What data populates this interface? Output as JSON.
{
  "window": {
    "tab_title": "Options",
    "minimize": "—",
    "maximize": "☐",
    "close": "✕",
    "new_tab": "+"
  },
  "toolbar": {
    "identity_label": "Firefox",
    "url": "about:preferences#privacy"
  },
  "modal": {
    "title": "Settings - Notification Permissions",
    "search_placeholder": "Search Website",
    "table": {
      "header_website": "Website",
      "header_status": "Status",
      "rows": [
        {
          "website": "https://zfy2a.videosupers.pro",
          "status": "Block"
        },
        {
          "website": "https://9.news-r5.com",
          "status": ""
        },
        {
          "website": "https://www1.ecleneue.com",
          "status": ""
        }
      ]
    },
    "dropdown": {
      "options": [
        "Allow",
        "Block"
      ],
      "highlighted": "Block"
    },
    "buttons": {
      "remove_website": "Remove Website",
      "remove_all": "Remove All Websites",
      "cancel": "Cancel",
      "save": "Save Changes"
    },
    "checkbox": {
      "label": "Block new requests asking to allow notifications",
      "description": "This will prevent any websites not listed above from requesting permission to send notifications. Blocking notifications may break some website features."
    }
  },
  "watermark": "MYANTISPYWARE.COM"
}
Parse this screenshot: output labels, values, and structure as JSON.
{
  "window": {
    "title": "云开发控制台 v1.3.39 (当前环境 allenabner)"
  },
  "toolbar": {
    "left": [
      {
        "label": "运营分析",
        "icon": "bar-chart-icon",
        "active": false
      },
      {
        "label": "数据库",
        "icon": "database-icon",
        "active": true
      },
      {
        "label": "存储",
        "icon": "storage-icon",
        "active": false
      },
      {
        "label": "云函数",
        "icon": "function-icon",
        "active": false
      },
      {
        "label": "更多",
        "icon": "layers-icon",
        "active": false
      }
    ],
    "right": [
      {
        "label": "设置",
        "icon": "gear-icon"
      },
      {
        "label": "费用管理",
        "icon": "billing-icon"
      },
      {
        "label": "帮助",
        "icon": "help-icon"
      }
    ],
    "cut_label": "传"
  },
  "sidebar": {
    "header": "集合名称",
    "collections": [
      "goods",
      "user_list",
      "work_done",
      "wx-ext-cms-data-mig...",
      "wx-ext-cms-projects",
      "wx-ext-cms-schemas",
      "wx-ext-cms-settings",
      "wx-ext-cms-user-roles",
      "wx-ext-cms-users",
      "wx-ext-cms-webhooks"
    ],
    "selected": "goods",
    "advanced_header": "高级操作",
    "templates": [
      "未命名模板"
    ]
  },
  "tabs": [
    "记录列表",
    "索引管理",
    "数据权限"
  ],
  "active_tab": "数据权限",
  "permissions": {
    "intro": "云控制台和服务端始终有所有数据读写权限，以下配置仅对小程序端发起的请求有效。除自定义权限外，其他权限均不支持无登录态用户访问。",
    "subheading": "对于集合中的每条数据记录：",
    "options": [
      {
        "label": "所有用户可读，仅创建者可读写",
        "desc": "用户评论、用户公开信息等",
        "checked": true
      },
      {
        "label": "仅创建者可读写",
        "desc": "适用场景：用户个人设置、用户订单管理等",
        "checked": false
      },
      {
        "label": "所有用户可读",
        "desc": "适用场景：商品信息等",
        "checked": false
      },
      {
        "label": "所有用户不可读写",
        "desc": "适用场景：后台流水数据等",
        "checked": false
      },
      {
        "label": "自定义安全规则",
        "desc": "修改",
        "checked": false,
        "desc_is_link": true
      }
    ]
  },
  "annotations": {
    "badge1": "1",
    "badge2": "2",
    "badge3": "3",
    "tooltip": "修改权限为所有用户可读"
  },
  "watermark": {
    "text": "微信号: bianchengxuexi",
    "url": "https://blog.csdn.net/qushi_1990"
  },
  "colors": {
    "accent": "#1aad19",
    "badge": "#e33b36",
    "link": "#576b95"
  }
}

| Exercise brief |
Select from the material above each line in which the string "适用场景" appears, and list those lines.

| Answer below |
        "desc": "适用场景：用户个人设置、用户订单管理等",
        "desc": "适用场景：商品信息等",
        "desc": "适用场景：后台流水数据等",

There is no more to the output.